Harvard’s Wyss Institute researchers are bringing a specific and multiplexed genetic diagnostic technology to market with NuProbe Global, a Boston based company. It addresses the current need to detect rare genetic mutations, which may be present in only a few cells of the body. Current detection techniques using gene amplification are not specific enough and return false positives, and also lack multiplexing capabilities to detect multiple mutations in a single tube. NuProbe Global’s technology increased the sensitivity of single point mutations by 100 fold when applied with conventional qPCR and next-generation sequencing methods, and was shown to detect hundreds of sequences and mutations in a single test. This assay would enable rapid and simple gene testing for patients.
The technology by Professor Peng Yin and postdoctoral fellow David Yu Zhang detects rare mutations in DNA or RNA by using complementary detection probes, which are partially protected by a shorter complementary strand. An uncovered section of DNA on the probe hangs off the end, and is called a “toehold”. When this probe comes in contact with the actual genetic sequence of interest, it binds it fully including the toehold segment, and pushes the shorter protection strand off through thermodynamic competition (the probe binds more strongly to the genetic sequence of interest than the protection strand). The protection strand prevents other nontarget sequences from binding to the probe, increasing the specificity of the binding.
NuProbe is a joint venture between the USA and China. It announced that it raised $11 million in Series A funding this week to expand its team for clinical trials and commercialization. It has been validated in cancer patient blood samples and is undergoing preliminary clinical trials.

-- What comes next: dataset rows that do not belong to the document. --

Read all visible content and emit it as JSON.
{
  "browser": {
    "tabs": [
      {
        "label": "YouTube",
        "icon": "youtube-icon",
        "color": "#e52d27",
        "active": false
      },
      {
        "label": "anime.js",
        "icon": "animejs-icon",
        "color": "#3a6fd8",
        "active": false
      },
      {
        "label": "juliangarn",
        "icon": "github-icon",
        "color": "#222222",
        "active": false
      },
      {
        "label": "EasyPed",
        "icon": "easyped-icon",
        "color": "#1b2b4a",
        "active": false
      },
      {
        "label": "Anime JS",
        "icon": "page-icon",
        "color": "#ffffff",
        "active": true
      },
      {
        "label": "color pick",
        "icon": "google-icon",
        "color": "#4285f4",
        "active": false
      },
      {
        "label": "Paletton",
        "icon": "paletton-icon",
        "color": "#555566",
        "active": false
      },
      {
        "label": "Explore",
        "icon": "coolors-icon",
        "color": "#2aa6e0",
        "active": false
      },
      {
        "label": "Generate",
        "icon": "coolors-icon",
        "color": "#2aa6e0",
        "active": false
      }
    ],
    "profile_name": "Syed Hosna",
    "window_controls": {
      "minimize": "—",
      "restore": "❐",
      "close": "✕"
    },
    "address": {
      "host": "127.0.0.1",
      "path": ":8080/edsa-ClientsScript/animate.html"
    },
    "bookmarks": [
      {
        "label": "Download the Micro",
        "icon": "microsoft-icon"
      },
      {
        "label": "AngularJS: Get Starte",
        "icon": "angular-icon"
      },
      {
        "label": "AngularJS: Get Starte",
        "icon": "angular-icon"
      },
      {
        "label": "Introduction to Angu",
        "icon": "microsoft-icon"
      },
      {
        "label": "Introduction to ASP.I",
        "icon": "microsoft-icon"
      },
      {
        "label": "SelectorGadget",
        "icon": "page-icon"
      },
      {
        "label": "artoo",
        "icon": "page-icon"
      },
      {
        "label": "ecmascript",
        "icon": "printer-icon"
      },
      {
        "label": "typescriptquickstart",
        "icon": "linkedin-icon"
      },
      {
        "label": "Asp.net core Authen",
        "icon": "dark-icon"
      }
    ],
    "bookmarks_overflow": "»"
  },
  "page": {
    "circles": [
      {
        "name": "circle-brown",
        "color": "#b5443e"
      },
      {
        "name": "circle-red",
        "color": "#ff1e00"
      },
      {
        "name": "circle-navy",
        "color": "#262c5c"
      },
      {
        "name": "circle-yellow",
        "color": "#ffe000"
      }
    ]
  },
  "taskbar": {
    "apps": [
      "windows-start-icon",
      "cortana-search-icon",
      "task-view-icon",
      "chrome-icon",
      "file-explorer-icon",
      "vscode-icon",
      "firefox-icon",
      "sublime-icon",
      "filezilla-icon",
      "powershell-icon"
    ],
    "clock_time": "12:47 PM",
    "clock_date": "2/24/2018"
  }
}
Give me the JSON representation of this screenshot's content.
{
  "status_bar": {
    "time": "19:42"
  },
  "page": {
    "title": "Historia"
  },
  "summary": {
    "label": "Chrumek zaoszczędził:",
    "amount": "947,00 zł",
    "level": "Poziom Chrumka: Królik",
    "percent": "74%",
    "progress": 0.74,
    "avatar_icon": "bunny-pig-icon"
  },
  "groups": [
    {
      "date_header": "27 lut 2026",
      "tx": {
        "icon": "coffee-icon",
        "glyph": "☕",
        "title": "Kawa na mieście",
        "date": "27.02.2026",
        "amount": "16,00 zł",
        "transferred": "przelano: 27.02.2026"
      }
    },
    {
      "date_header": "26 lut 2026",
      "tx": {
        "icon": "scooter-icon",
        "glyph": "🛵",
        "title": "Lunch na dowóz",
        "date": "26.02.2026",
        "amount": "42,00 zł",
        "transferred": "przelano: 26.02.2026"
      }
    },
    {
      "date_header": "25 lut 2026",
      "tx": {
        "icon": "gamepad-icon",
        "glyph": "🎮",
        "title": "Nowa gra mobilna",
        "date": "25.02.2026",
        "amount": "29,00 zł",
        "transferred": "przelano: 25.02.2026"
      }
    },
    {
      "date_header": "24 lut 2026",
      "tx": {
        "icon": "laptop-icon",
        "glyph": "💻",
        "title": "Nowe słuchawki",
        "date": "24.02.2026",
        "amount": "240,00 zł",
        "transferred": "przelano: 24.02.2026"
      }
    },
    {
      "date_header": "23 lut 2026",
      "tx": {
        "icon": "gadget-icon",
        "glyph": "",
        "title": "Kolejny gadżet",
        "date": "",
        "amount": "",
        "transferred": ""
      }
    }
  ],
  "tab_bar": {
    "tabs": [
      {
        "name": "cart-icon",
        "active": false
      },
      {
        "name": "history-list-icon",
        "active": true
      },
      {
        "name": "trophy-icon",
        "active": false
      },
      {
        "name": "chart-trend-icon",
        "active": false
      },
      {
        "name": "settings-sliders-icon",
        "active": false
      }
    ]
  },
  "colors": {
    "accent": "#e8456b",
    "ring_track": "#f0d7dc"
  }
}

More on toehold DNA technology: Programming biomolecular self-assembly pathways…; Control of DNA Strand Displacement Kinetics Using Toehold Exchange…; Toehold Patent…